Working between the analog and digital realms is a fascinating topic on how one of us learn or create. Do humans create in analog metaphors? Do kids lose something when they only paint on an iPad and not with their fingers?
I’ve read several articles now that suggest humans create better in the analog sphere of creativity. (Pink, etc. ) Putting tentative ideas or visions down iniially, in pencil and paper has a unique experiential and neurological response. A topic I’d like to learn more. Danial Pink rises some of this notion in his book Whole New Mind as does Garr Reynolds, in Presentation Zen. As I have dabbled with sketching on the iPad and restarted my old hobby painting, I’ve come to reflect on the role of medium in our creative process. Why do I like to doodle notes and not type? Why does pencil to paper feel so good? Is it just a style preference or is there something deeper about our creativity and mindfulness that can process better in 3D? Perhaps this is why many of my librarian colleagues have been considering the concept of transliteracy? (Unquietlibrarian) Perhaps this is a reminder to not let the shiny tools lead the way but rather give liberty to the story.
Lucas, Scorsese: on visual literacy
A professional or student in the 21st century needs to have a good degree of multimedia literacy. The term multimedia literacy and visual literacy encompass many things and borrow from many disciplines. However, for at least a generation or more when people speak of the need for multimedia literacy (they may call it different things) they very often focus on the high-tech tools of the day. This is especially true in education. But the tools of the day are for the most part ephemeral. But an understanding of the principles and techniques and “rules” found in the broad field of visual communication are the thing of real and lasting value. Hardware and software are important, of course, but what’s of much greater value is the software between one’s ears.
“Start in analogue mode: Don’t start your presentation on the computer. Plan on paper just like a storyboard. Find some alone time to get your ideas down.”

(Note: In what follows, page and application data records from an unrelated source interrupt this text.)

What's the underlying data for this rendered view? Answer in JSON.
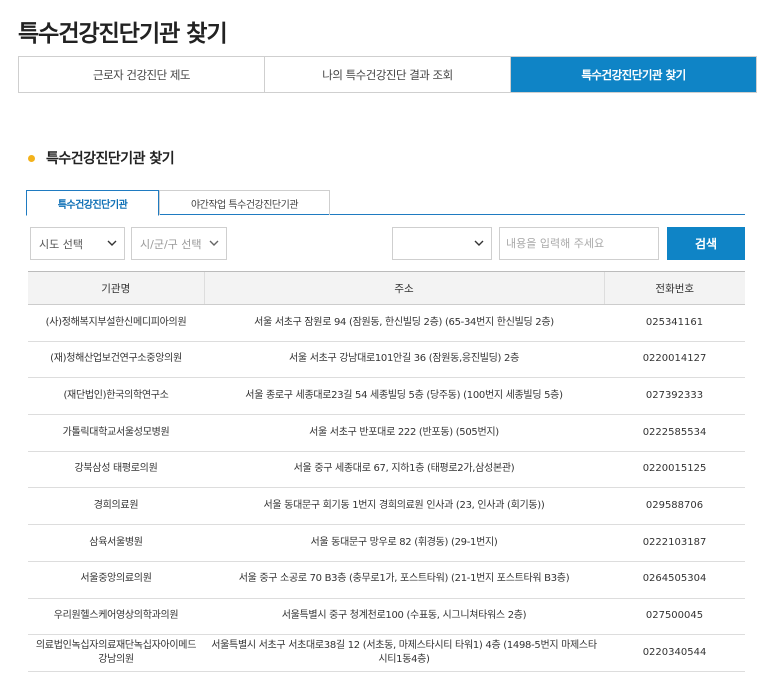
{
  "page": {
    "title": "특수건강진단기관 찾기"
  },
  "main_tabs": [
    {
      "label": "근로자 건강진단 제도"
    },
    {
      "label": "나의 특수건강진단 결과 조회"
    },
    {
      "label": "특수건강진단기관 찾기"
    }
  ],
  "section": {
    "title": "특수건강진단기관 찾기"
  },
  "sub_tabs": [
    {
      "label": "특수건강진단기관"
    },
    {
      "label": "야간작업 특수건강진단기관"
    }
  ],
  "search": {
    "sido_label": "시도 선택",
    "sigungu_label": "시/군/구 선택",
    "type_label": "",
    "placeholder": "내용을 입력해 주세요",
    "button_label": "검색"
  },
  "table": {
    "headers": [
      "기관명",
      "주소",
      "전화번호"
    ],
    "rows": [
      {
        "name": "(사)정해복지부설한신메디피아의원",
        "address": "서울 서초구 잠원로 94 (잠원동, 한신빌딩 2층) (65-34번지 한신빌딩 2층)",
        "phone": "025341161"
      },
      {
        "name": "(재)청해산업보건연구소중앙의원",
        "address": "서울 서초구 강남대로101안길 36 (잠원동,응진빌딩) 2층",
        "phone": "0220014127"
      },
      {
        "name": "(재단법인)한국의학연구소",
        "address": "서울 종로구 세종대로23길 54 세종빌딩 5층 (당주동) (100번지 세종빌딩 5층)",
        "phone": "027392333"
      },
      {
        "name": "가톨릭대학교서울성모병원",
        "address": "서울 서초구 반포대로 222 (반포동) (505번지)",
        "phone": "0222585534"
      },
      {
        "name": "강북삼성 태평로의원",
        "address": "서울 중구 세종대로 67, 지하1층 (태평로2가,삼성본관)",
        "phone": "0220015125"
      },
      {
        "name": "경희의료원",
        "address": "서울 동대문구 회기동 1번지 경희의료원 인사과 (23, 인사과 (회기동))",
        "phone": "029588706"
      },
      {
        "name": "삼육서울병원",
        "address": "서울 동대문구 망우로 82 (휘경동) (29-1번지)",
        "phone": "0222103187"
      },
      {
        "name": "서울중앙의료의원",
        "address": "서울 중구 소공로 70 B3층 (충무로1가, 포스트타워) (21-1번지 포스트타워 B3층)",
        "phone": "0264505304"
      },
      {
        "name": "우리원헬스케어영상의학과의원",
        "address": "서울특별시 중구 청계천로100 (수표동, 시그니쳐타워스 2층)",
        "phone": "027500045"
      },
      {
        "name": "의료법인녹십자의료재단녹십자아이메드강남의원",
        "address": "서울특별시 서초구 서초대로38길 12 (서초동, 마제스타시티 타워1) 4층 (1498-5번지 마제스타시티1동4층)",
        "phone": "0220340544"
      }
    ]
  },
  "colors": {
    "accent": "#0f84c6",
    "bullet": "#f3b21b"
  }
}
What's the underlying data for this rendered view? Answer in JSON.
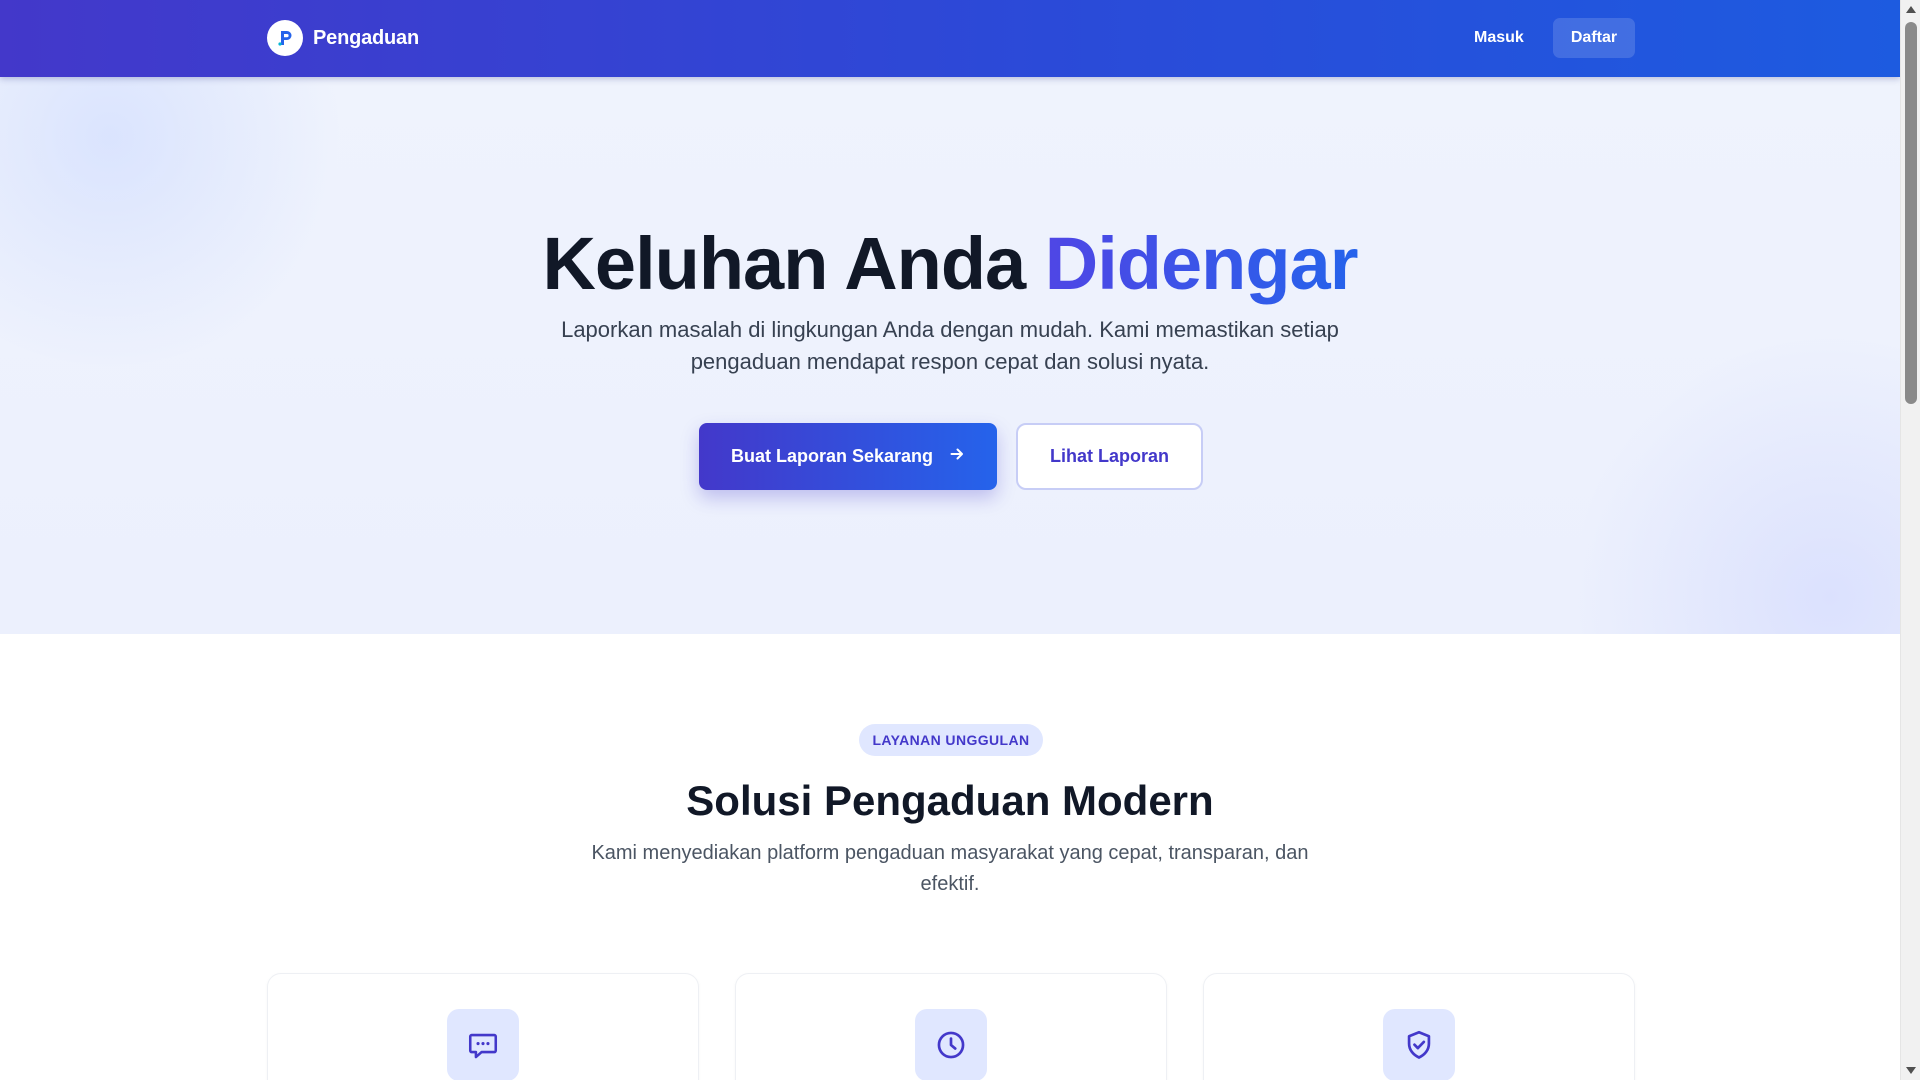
{
  "navbar": {
    "brand_name": "Pengaduan",
    "brand_logo_letter": "P",
    "login_label": "Masuk",
    "register_label": "Daftar"
  },
  "hero": {
    "title_main": "Keluhan Anda ",
    "title_accent": "Didengar",
    "subtitle": "Laporkan masalah di lingkungan Anda dengan mudah. Kami memastikan setiap pengaduan mendapat respon cepat dan solusi nyata.",
    "primary_button_label": "Buat Laporan Sekarang",
    "primary_button_icon": "arrow-right-icon",
    "secondary_button_label": "Lihat Laporan"
  },
  "features": {
    "badge": "LAYANAN UNGGULAN",
    "title": "Solusi Pengaduan Modern",
    "subtitle": "Kami menyediakan platform pengaduan masyarakat yang cepat, transparan, dan efektif.",
    "cards": [
      {
        "icon": "chat-message-icon"
      },
      {
        "icon": "clock-icon"
      },
      {
        "icon": "shield-check-icon"
      }
    ]
  },
  "colors": {
    "navbar_start": "#4338ca",
    "navbar_end": "#1d5be0",
    "accent": "#4f46e5",
    "accent_blue": "#2563eb",
    "hero_bg": "#eff3fd",
    "badge_bg": "#e0e7ff",
    "text_dark": "#111827"
  }
}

In her essay in the 2003 anthology Writers Talking, Moore describes her technique of working from a daily journal and moving between notebook and computer. “I have a kind of illogical belief that certain images are magic, super-saturated with meaning. … I want to sneak up on those moments and snag them.”